Label: Deutsche Grammophon
Cat. No.: 480 7216
No. Discs: 2
Karl Böhm made the first complete stereo recording of Elektra in 1960 for Deutsche Grammophon and to this day, remains one of the sonically and artistically most exciting recordings of this work. Böhm knew Strauss personally (the booklet includes a delightful photo of the two of them relaxing together!) and conducted several premieres of the composer's works. All the principals, led by Inge Borkh, are thrilling and incisive, and it is fitting that in this, the 150th anniversary of Strauss's birth, this key recording be reissued.
'It is a joy to hear [Inge Borkh's] high notes, loud or soft, taken so securely and so dead centre. She makes such things as the end of the Agamemnon monologue, the trying passage at the end of her scene with Klytemnestra, and her part in the final duet, absolutely thrilling - grand, true and beautiful singing allied to a fine conception of the great role [...] Jean Madeira's dark, rich toned voice is natural for the part of Klytemnestra [...] it goes without saying that Fischer-Dieskau makes a living person of Orestes [...] Fritz Uhl gives an excellent portrayal of the ill-fated Aegisthus [...] Karl Böhm commands the greatest admiration - the huge orchestra plays superbly [...] As for the recording, it is so good and spacious that one rarely adverts to it' Gramophone (1961)
'Borkh makes Elektra womanly from the start, Jean Madeira enunciates the second part of the Klytemnestra scene with a quasi-improvisatory clarity, the orchestra's parallel triads slither and shriek, and there is Dietrich Fischer-Dieskau: solemn, fearful, with an almost dismissive inflection' Gramophone (2013)
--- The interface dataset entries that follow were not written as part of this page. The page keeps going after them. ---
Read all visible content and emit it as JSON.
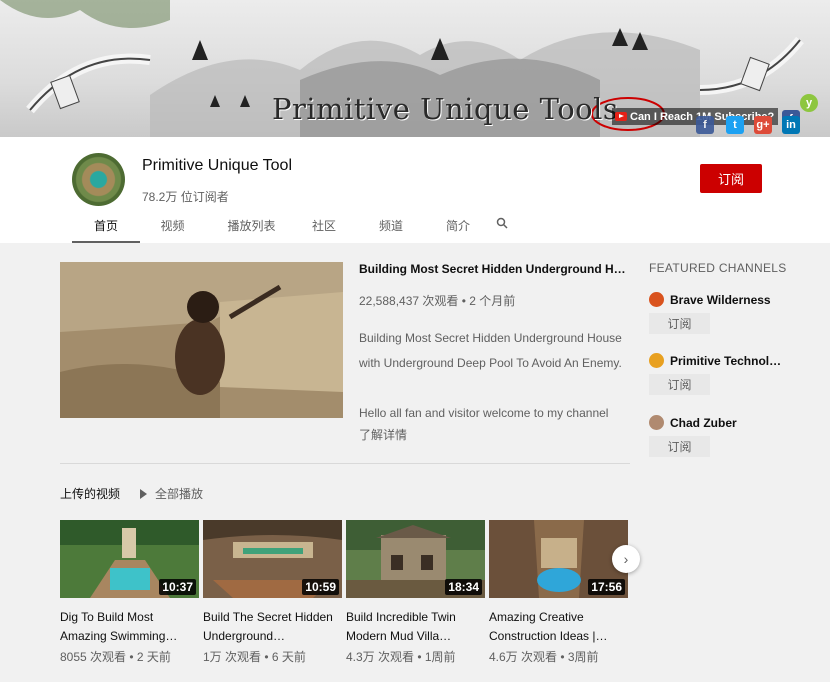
{
  "banner": {
    "title": "Primitive Unique Tools",
    "link_text": "Can I Reach 1M Subscribe?",
    "social": [
      "f",
      "t",
      "g+",
      "in"
    ],
    "social_colors": [
      "#3b5998",
      "#1da1f2",
      "#dd4b39",
      "#0077b5"
    ]
  },
  "channel": {
    "name": "Primitive Unique Tool",
    "subscribers": "78.2万 位订阅者",
    "subscribe_label": "订阅"
  },
  "tabs": [
    "首页",
    "视频",
    "播放列表",
    "社区",
    "频道",
    "简介"
  ],
  "featured": {
    "title": "Building Most Secret Hidden Underground Hous…",
    "meta": "22,588,437 次观看 • 2 个月前",
    "description": "Building Most Secret Hidden Underground House with Underground Deep Pool To Avoid An Enemy.",
    "greeting": "Hello all fan and visitor welcome to my channel",
    "more": "了解详情"
  },
  "shelf": {
    "title": "上传的视频",
    "play_all": "全部播放",
    "videos": [
      {
        "title": "Dig To Build Most Amazing Swimming…",
        "duration": "10:37",
        "meta": "8055 次观看 • 2 天前"
      },
      {
        "title": "Build The Secret Hidden Underground…",
        "duration": "10:59",
        "meta": "1万 次观看 • 6 天前"
      },
      {
        "title": "Build Incredible Twin Modern Mud Villa…",
        "duration": "18:34",
        "meta": "4.3万 次观看 • 1周前"
      },
      {
        "title": "Amazing Creative Construction Ideas |…",
        "duration": "17:56",
        "meta": "4.6万 次观看 • 3周前"
      }
    ]
  },
  "sidebar": {
    "heading": "FEATURED CHANNELS",
    "channels": [
      {
        "name": "Brave Wilderness",
        "subscribe": "订阅",
        "color": "#d9531e"
      },
      {
        "name": "Primitive Technol…",
        "subscribe": "订阅",
        "color": "#e8a020"
      },
      {
        "name": "Chad Zuber",
        "subscribe": "订阅",
        "color": "#b08a70"
      }
    ]
  }
}
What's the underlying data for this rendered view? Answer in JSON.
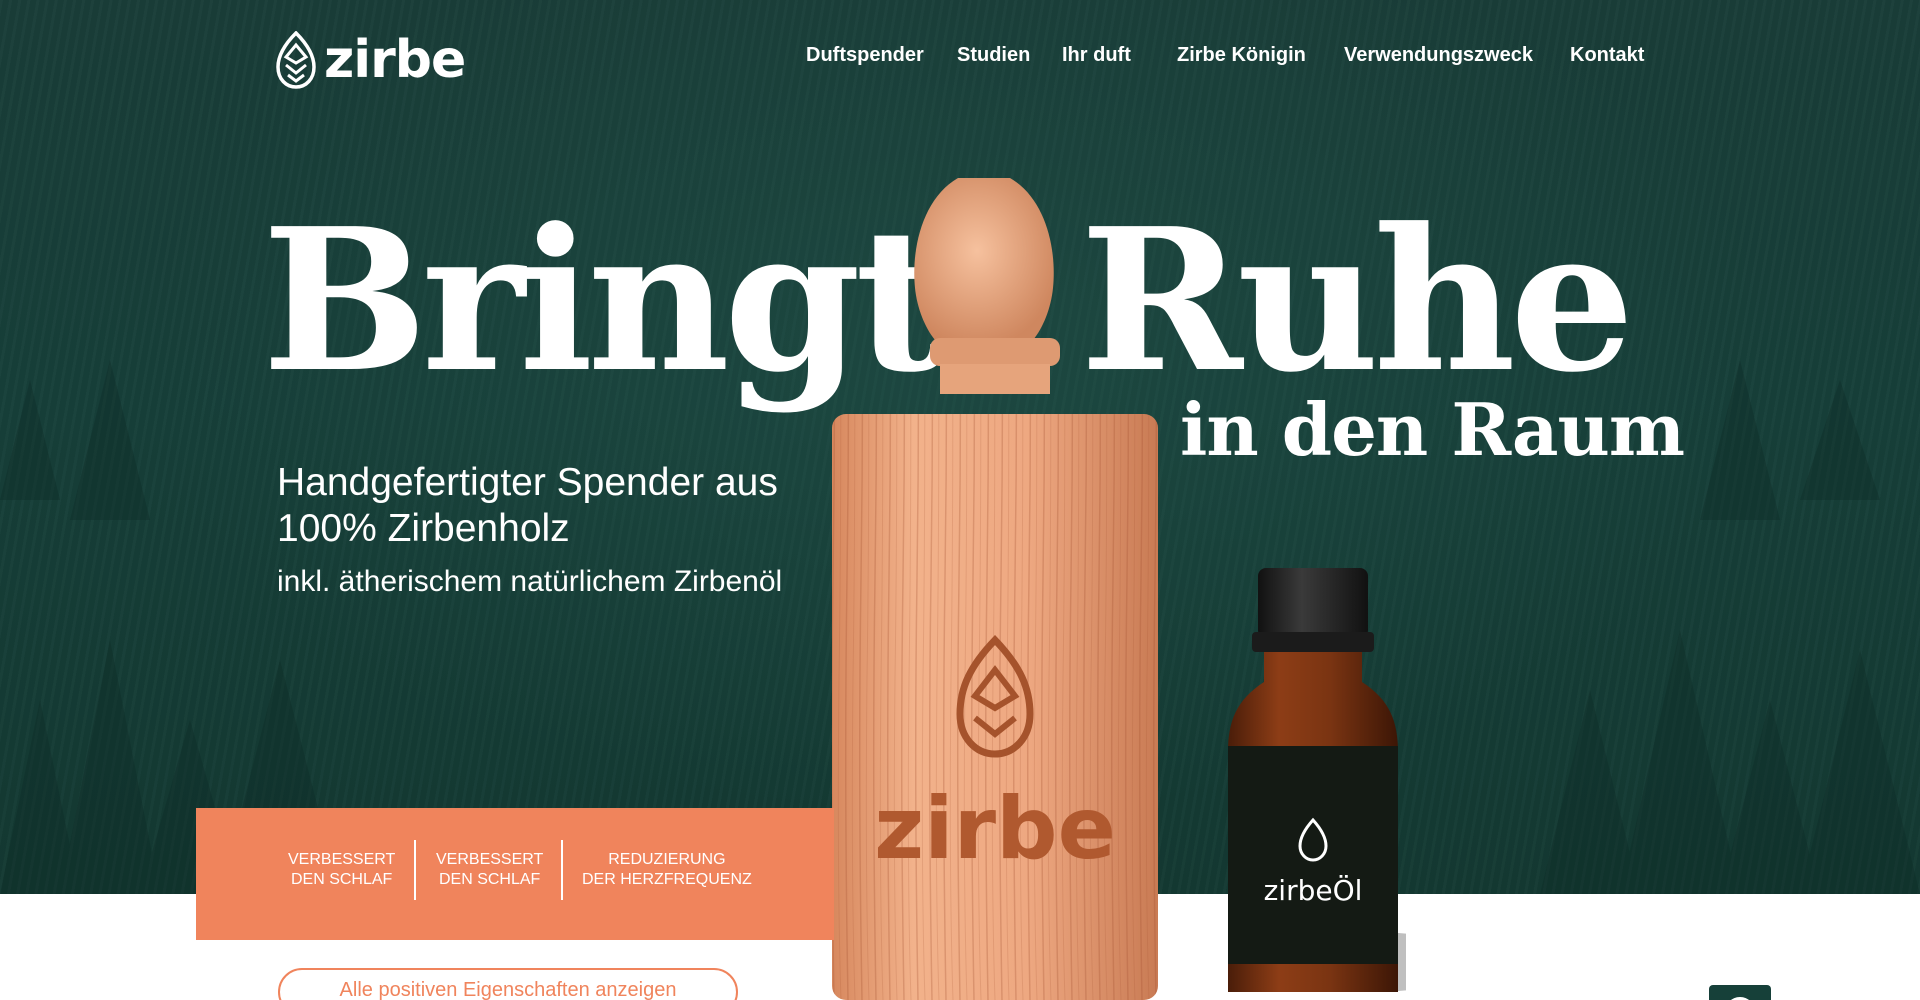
{
  "brand": {
    "name": "zirbe"
  },
  "nav": {
    "items": [
      "Duftspender",
      "Studien",
      "Ihr duft",
      "Zirbe Königin",
      "Verwendungszweck",
      "Kontakt"
    ]
  },
  "hero": {
    "headline_word1": "Bringt",
    "headline_word2": "Ruhe",
    "headline_sub": "in den Raum",
    "subtitle": "Handgefertigter Spender aus 100% Zirbenholz",
    "subtitle2": "inkl. ätherischem natürlichem Zirbenöl"
  },
  "products": {
    "dispenser_engraving": "zirbe",
    "bottle_label": "zirbeÖl"
  },
  "benefits": [
    {
      "line1": "VERBESSERT",
      "line2": "DEN SCHLAF"
    },
    {
      "line1": "VERBESSERT",
      "line2": "DEN SCHLAF"
    },
    {
      "line1": "REDUZIERUNG",
      "line2": "DER HERZFREQUENZ"
    }
  ],
  "cta": {
    "label": "Alle positiven Eigenschaften anzeigen"
  },
  "colors": {
    "hero_background": "#17403a",
    "accent_orange": "#f0845c",
    "wood": "#e8a57f",
    "bottle_amber": "#7a3412"
  },
  "icons": [
    "pine-cone-logo-icon",
    "chat-icon"
  ]
}
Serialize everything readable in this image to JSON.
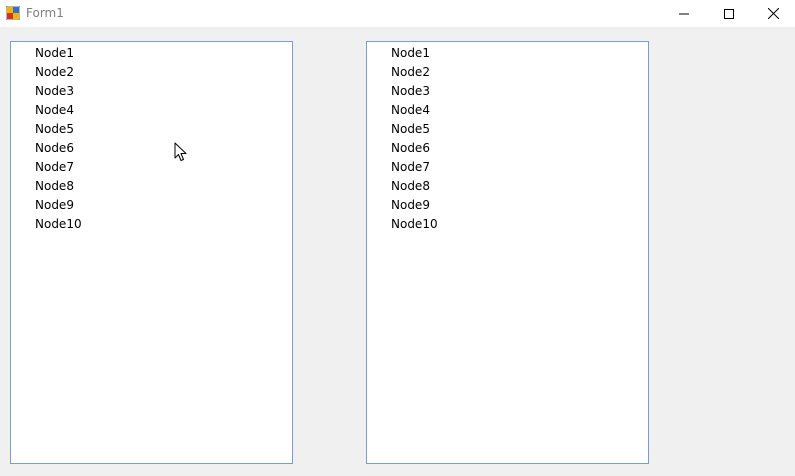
{
  "window": {
    "title": "Form1"
  },
  "caption_buttons": {
    "minimize_icon": "minimize-icon",
    "maximize_icon": "maximize-icon",
    "close_icon": "close-icon"
  },
  "colors": {
    "tree_border": "#7a9cd3",
    "background": "#f0f0f0",
    "title_text": "#808080"
  },
  "tree_left": {
    "nodes": [
      "Node1",
      "Node2",
      "Node3",
      "Node4",
      "Node5",
      "Node6",
      "Node7",
      "Node8",
      "Node9",
      "Node10"
    ]
  },
  "tree_right": {
    "nodes": [
      "Node1",
      "Node2",
      "Node3",
      "Node4",
      "Node5",
      "Node6",
      "Node7",
      "Node8",
      "Node9",
      "Node10"
    ]
  }
}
'Even more so than the Vienna Philharmonic, the Dresden Staatskapelle totally understands Strauss' idiom: it premiered many of his works and plays with that unique sound only an orchestra who has worked with a composer can. It plays faultlessly, and Böhm's tempi, often very fast, add an excitement to the playing that makes the brass snarl and roar as on no other recording, the woodwind chatter and whisper incomparably and the strings dig in with tremendous depth. Under Böhm the opera has intense momentum, although it is never overplayed, and in many parts Böhm makes more of the great, sweeping Romantic melodies than conductors who are more measured in this opera. Inge Borkh is almost near perfect as Elektra, her singing, as only a true actress can, illuminating the hysteria, compassion, love and determination of her creation. Dietrich Fischer-Dieskau is a meltingly deep toned Orest (the Recognition Scene is magical) and more than copes with the strains of the extended range of Orest's music. All in all, a remarkable recording.' MusicWeb International